*PROBLEM*
Please copy out the lines in the entries that contain "this".

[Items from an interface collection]
+ + + +

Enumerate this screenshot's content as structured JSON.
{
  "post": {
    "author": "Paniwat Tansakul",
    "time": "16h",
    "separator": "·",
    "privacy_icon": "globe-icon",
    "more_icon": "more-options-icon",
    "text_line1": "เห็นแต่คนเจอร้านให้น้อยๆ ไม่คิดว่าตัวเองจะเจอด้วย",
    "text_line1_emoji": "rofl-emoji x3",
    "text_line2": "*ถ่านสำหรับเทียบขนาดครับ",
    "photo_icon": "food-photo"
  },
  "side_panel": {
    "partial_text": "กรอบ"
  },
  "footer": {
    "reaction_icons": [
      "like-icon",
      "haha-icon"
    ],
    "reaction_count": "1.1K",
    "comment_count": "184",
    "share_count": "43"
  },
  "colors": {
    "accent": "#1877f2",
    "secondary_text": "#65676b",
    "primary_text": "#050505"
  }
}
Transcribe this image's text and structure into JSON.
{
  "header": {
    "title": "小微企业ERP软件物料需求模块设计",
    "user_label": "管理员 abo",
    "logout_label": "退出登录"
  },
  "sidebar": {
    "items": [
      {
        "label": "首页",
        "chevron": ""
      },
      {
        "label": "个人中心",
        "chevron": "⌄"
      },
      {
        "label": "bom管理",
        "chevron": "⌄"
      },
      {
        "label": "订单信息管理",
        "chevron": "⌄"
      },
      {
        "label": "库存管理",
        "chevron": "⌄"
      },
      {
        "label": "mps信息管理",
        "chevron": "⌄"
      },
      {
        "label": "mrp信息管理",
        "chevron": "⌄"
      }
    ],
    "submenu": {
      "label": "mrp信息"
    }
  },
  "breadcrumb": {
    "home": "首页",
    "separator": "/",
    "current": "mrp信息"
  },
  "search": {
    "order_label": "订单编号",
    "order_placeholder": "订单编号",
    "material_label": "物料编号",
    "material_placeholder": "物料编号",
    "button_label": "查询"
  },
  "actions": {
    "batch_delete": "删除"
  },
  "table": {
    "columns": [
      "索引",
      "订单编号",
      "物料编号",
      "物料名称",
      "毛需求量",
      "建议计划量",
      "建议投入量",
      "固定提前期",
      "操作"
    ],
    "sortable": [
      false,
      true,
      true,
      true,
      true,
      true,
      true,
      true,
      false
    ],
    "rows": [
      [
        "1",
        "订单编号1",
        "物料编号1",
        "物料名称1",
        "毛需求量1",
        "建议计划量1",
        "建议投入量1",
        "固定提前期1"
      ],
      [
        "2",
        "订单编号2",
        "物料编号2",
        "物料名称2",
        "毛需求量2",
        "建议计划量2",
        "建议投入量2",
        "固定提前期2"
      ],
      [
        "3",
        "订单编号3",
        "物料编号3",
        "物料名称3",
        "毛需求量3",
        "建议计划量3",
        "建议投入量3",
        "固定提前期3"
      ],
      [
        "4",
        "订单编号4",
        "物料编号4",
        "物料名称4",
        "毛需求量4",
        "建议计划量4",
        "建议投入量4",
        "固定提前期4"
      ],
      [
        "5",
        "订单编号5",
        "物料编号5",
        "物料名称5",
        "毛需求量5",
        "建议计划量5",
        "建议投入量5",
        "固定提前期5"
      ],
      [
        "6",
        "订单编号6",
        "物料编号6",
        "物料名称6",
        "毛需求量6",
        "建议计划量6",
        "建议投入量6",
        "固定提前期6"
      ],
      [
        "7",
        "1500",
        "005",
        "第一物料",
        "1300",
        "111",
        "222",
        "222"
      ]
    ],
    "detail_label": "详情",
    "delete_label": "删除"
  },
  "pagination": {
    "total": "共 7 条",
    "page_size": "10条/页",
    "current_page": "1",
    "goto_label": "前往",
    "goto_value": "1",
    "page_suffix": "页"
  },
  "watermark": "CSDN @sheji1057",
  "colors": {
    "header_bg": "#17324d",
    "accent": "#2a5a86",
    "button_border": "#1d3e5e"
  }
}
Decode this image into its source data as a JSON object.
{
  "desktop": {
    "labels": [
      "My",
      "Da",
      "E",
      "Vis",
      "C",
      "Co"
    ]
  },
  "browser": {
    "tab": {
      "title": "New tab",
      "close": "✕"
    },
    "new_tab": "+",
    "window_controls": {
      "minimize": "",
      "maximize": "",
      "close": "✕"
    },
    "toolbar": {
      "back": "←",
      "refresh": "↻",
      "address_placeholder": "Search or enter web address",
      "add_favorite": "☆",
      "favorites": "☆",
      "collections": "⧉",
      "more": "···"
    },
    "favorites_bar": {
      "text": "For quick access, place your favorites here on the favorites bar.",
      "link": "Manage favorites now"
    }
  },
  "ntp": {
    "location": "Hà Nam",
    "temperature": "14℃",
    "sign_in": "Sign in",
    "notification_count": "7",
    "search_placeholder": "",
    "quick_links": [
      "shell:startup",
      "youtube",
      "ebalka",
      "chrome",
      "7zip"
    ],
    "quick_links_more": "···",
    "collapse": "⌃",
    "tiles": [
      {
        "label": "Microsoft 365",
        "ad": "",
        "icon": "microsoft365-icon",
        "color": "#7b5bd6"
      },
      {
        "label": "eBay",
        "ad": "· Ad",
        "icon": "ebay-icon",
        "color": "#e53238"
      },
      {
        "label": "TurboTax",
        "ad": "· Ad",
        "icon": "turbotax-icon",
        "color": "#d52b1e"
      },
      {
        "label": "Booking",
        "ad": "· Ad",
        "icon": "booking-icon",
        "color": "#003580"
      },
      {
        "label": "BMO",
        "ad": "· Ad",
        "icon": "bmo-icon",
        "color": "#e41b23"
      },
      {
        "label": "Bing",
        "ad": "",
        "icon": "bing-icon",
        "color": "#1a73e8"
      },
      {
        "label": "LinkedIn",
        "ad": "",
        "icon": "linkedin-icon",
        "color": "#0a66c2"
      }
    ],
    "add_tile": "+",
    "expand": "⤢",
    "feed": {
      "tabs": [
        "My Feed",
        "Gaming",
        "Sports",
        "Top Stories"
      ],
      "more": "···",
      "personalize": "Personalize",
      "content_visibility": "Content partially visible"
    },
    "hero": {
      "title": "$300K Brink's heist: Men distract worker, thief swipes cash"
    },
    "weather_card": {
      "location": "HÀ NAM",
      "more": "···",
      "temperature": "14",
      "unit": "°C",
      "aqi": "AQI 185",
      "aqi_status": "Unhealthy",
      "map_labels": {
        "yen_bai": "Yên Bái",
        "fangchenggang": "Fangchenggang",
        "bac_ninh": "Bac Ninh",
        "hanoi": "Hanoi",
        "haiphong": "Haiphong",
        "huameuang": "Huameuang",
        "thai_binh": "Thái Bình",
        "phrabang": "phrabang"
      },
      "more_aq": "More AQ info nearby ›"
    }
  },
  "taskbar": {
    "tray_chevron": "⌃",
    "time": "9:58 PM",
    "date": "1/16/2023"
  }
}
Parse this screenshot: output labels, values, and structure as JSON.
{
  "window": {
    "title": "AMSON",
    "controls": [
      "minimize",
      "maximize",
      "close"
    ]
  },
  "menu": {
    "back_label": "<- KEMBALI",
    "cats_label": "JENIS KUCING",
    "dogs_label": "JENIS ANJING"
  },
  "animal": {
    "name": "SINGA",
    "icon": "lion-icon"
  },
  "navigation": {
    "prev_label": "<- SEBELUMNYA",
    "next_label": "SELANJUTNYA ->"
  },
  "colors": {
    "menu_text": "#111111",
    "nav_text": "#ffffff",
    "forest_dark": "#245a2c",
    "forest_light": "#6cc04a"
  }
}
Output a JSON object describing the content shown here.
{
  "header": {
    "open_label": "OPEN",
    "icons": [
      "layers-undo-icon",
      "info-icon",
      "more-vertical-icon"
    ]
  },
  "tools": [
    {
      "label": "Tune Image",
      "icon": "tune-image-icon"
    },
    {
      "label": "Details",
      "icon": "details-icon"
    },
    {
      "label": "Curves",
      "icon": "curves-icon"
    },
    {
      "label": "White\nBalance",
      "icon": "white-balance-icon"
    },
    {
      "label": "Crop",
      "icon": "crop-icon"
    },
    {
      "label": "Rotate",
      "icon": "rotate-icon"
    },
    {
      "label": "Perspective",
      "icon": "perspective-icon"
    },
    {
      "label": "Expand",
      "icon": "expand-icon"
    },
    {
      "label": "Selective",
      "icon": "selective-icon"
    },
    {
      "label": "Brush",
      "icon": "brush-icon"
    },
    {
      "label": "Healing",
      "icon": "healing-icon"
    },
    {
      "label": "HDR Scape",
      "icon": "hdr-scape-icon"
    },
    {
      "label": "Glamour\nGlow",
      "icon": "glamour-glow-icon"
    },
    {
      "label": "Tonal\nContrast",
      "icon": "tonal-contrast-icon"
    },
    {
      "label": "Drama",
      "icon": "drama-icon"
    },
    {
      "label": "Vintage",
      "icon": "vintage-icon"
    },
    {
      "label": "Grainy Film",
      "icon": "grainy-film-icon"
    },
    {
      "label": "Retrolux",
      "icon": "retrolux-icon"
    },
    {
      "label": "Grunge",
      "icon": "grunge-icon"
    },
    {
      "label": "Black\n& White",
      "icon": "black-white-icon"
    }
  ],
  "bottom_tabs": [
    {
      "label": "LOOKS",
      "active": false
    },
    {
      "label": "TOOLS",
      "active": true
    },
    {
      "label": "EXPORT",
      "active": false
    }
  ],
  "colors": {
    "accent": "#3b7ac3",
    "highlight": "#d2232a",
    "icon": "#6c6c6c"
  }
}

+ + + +

*EXERCISE RESULT*
Enumerate this screenshot's content as structured JSON.
Transcribe this image's text and structure into JSON.
Decode this image into its source data as a JSON object.
Parse this screenshot: output labels, values, and structure as JSON.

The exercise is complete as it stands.